Projecting the future is an inexact science. It involves making assumptions around the three key components of population change: fertility, mortality and migration. So, recognising that projections are uncertain and become increasingly so the further forward in time we go, the ONS also produces a range of alternative scenarios, as the graph below shows. The most extreme of these – where we assume that fertility, life expectancy and migration all rise significnatly – results in a population of 79.1m by 2039.
But how realistic is this? First, it assumes that the number of children a woman would have, on average, over her reproductive lifetime will rise to 2.09. The last time the UK experienced fertility rates at that level was in the 1960s.
Bearing in mind that this is the average, and a growing proportion of couples are choosing to have one or no children, for total fertility to rise to 2.09 means that more families will need to have three, four or even more children. Most family demographers suggest, however, that fertility will remain stable or even fall as more women stay in education and then work full-time.
It is also important to remember that fertility levels in the EU countries accounting for the major flows of migrants, such as Poland, are currently lower than in the UK. So the argument that the higher fertility of migrants will drive up average UK fertility is not clear cut.
The 80m figure also assumes the rate of mortality will improve by 2.4% a year until 2030, twice the level of improvement in the ONS’s principal projection. This means average life expectancy at birth in the UK will be 86 for men and 88.7 years for women. Although there have been dramatic improvements in life expectancy over the past century as a result of changes in living standards and improvements in medical treatments, many commentators now think that the rate of improvement is slowing down.

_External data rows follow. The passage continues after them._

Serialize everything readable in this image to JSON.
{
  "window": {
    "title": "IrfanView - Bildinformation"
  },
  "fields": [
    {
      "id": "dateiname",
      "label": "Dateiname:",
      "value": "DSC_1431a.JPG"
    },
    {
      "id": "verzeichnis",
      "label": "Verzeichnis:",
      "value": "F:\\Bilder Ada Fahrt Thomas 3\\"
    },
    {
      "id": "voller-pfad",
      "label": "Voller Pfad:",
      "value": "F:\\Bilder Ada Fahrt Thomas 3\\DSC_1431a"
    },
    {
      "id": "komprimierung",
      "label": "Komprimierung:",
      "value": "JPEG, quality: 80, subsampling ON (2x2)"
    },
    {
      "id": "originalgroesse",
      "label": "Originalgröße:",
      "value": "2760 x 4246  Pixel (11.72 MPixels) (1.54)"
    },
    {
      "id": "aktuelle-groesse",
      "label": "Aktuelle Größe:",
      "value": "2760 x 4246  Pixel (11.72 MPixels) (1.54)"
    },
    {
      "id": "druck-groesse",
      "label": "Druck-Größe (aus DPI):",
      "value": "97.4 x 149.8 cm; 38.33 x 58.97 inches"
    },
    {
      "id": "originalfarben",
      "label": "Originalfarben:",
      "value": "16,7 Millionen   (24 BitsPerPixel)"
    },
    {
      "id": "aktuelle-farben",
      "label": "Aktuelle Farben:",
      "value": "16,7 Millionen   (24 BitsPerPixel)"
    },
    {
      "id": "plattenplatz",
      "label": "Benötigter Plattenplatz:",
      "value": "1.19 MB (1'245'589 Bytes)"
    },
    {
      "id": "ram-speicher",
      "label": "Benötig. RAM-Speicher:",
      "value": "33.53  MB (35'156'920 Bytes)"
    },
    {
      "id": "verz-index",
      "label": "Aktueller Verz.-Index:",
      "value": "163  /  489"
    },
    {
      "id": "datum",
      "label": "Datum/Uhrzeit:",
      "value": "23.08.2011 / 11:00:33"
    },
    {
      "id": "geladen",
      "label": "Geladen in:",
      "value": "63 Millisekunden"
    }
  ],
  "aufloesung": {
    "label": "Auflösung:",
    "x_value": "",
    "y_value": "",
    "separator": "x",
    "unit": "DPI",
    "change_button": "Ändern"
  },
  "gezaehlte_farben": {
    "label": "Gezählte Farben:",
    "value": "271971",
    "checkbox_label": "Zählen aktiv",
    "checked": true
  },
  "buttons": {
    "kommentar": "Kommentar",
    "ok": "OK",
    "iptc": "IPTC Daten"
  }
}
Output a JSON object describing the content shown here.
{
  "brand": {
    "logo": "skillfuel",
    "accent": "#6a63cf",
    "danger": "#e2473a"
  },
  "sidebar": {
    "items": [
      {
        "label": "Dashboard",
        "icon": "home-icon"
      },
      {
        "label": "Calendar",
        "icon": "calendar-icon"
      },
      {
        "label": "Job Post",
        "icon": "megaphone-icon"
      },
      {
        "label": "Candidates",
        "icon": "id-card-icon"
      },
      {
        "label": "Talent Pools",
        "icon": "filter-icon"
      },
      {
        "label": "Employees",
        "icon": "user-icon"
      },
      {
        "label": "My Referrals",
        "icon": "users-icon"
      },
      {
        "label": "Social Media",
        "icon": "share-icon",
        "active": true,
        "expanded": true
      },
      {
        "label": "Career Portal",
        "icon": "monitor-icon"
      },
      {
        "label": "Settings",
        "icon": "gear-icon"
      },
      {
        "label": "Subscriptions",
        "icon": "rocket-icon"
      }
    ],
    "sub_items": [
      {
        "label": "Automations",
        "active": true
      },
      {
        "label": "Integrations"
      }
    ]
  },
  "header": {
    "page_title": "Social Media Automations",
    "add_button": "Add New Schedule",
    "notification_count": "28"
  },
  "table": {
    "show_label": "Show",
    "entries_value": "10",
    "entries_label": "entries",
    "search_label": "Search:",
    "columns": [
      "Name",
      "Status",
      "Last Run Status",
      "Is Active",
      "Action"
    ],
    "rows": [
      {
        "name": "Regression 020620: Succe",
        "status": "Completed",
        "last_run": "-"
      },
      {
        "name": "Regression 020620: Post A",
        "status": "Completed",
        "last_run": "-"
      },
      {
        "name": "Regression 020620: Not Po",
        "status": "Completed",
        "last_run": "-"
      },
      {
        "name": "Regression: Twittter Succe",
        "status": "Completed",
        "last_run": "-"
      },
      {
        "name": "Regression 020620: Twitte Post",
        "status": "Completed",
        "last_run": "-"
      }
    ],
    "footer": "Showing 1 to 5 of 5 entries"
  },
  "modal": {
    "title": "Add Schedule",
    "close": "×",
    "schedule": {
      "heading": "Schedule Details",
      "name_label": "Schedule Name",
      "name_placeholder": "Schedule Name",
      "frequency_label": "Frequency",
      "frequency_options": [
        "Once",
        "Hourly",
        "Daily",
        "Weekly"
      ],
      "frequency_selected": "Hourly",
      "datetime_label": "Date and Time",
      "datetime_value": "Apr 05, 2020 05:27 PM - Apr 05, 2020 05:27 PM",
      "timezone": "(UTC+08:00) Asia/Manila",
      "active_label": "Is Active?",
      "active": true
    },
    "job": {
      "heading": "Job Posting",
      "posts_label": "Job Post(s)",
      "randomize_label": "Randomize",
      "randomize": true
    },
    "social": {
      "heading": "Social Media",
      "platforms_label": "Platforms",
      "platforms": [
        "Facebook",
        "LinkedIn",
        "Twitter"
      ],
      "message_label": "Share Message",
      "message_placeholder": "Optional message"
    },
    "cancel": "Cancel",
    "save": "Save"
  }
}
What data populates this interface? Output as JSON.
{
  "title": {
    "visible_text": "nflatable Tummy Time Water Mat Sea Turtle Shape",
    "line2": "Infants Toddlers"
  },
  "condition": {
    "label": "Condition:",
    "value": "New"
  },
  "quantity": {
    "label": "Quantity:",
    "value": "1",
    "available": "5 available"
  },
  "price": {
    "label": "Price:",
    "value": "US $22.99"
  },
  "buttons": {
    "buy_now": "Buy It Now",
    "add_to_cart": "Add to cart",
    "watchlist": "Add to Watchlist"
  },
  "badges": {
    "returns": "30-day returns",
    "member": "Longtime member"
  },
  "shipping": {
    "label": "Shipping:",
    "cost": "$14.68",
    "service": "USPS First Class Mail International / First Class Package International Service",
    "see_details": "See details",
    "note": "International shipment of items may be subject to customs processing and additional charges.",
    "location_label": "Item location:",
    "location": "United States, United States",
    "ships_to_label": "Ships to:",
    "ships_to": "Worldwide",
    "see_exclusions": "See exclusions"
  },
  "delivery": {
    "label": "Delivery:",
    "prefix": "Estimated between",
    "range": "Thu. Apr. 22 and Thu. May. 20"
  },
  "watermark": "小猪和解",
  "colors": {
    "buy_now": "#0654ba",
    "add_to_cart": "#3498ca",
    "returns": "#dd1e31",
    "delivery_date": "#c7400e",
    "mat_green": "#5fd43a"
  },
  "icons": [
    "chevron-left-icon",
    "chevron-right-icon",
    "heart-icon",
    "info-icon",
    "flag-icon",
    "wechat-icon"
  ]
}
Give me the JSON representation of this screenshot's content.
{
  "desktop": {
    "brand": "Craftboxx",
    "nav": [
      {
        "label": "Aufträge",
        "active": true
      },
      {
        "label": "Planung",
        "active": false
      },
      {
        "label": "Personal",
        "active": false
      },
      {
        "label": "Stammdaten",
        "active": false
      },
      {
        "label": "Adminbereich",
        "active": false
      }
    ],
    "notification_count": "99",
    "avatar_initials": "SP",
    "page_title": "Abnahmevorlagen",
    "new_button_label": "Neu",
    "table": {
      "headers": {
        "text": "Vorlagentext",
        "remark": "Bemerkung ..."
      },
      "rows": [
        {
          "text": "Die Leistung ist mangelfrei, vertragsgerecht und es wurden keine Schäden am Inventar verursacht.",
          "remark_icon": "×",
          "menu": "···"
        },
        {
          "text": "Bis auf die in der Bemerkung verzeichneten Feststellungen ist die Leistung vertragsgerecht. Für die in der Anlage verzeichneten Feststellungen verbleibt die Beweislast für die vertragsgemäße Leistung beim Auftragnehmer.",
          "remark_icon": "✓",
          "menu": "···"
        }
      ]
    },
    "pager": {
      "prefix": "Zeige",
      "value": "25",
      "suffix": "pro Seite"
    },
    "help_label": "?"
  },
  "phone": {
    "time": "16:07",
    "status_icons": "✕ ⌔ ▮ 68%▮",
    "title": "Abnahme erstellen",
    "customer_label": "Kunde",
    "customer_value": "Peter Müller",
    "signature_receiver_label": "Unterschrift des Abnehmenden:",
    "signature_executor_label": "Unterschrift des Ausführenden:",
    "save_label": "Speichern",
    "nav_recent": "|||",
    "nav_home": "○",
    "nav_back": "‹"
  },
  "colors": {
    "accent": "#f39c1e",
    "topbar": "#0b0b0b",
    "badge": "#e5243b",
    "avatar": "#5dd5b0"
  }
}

The longer-term impact of factors such as increased air pollution and rising obesity is, however, difficult to assess. In determining the assumptions used in its projections, the ONS assembled a panel of leading experts: their view was that an improvement in mortality of 1.2% was the most realistic.
Finally, the figure of 80m also assumes higher migration than the ONS’s principal projection, with long-term annual net international migration of 265,000 a year instead of the central assumption of 185,000. Of all the three components of population change, migration is the most difficult to predict.
Recognising this, the ONS commissioned a review of its methodology and the latest projections include new estimates of long-term migration. It’s difficult to say what will happen in 25 years. If we wound the clock back to 1990 we certainly would have not have predicted the last 25 years. But again, many commentators think that the current flows will stabilise and may even reverse.
Is Britain full up?
A frequent argument against further population growth is that Britain is full. The evidence for this, however, is not incontrovertible. According to the latest estimates from the Population Division of the UN Department of Economic and Social Affairs, the population density of the world is estimated at around 56.5 people per km². In the UK, it is currently around 267.5 people per km², so compared with the global average you might argue that Britain is indeed “full”.
But we need to remember that there are significant areas of the world that are very sparsely inhabited: in Mongolia, population density is just under two people per km². As the graph below shows, there are other countries where people live in very close proximity – the country with the highest population density is actually in Europe, where Monaco has 25,322 inhabitants per km².
If the UK’s population were to grow from its current 64m to 80m, this would definitely increase our population density but we would still be below that of some of our European neighbours including the Netherlands and Belgium. A high population density is also not necessarily a problem if the growth is properly planned for, with essential services such as housing made available.
We may not wish to live in high-rise Singapore, but in reality, such high-density urban living is very efficient in terms of resources. It is the concentration of people in towns over the last 200 years that facilitated the industrial and then the technological revolutions.
Population growth also increases the supply of both workers and consumers, and over the long run, economic historians have found a positive link between the two. Rapid population growth can, however, present problems in the short-term if economic productivity or the supply of education and health care fails to keep pace. So population size per se is not the problem – it is how we deal with it.